Maria (India Eisley) is a shy girl with a lot of problems. She has bullies at school, a crush on her best friend’s boyfriend, and very critical parents, including her plastic surgeon father Dan (Jason Isaacs). One day she discovers that her mirror image has a mind and will of its own. Maria agrees to let her mirror self take control of her life. But as Airam’s actions become more extreme, it becomes less clear who is really in control.
Look Away eschews typical genre tropes such as jump scares and overtly gory images in favour of a subtler, character-driven horror. It’s a familiar coming of age monster movie reminiscent of Ginger Snaps or Excission but has a bleak style entirely of its own. The film is also aided by a committed performance from India Eisley. Eisley is glacially fragile but capably sinister as she transforms. It’s fun to watch her attack her bleak world with newly formed teeth.
Unfortunately, many of the ancillary characters are quite thinly drawn. The bullies are typical mindless bullies, Maria’s parents are occasionally comical in how awful they are. Jason Isaacs has the conviction and authority to lend Dan’s actions a sinister plausibility, but even he becomes a cartoon villain when he offers his daughter corrective surgery for her 18th birthday.
The film is building to a twist reveal, but the scenes that forebode this often feel out of place. They are the only scenes that are not experienced from Maria’s (or Airam’s) point of view. They don’t necessarily help us to understand the mother or her actions. The film could have maintained a much more claustrophobic atmosphere by trapping us solely in Maria’s experience.
Look Away is a familiar narrative, but told with a confident style and admirable commitment to pace.
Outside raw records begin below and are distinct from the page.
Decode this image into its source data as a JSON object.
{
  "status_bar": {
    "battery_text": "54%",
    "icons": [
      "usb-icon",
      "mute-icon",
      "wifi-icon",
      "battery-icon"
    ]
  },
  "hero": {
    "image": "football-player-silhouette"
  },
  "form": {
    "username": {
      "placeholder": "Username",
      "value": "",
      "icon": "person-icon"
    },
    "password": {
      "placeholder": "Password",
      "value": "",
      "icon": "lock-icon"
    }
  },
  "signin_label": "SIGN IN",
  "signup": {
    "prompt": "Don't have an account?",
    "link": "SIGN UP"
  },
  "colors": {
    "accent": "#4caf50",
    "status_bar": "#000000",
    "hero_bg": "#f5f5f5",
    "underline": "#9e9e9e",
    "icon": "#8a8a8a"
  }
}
There’s not much inner life to the world that Maria inhabits, but she herself as a character is something to behold and enjoy.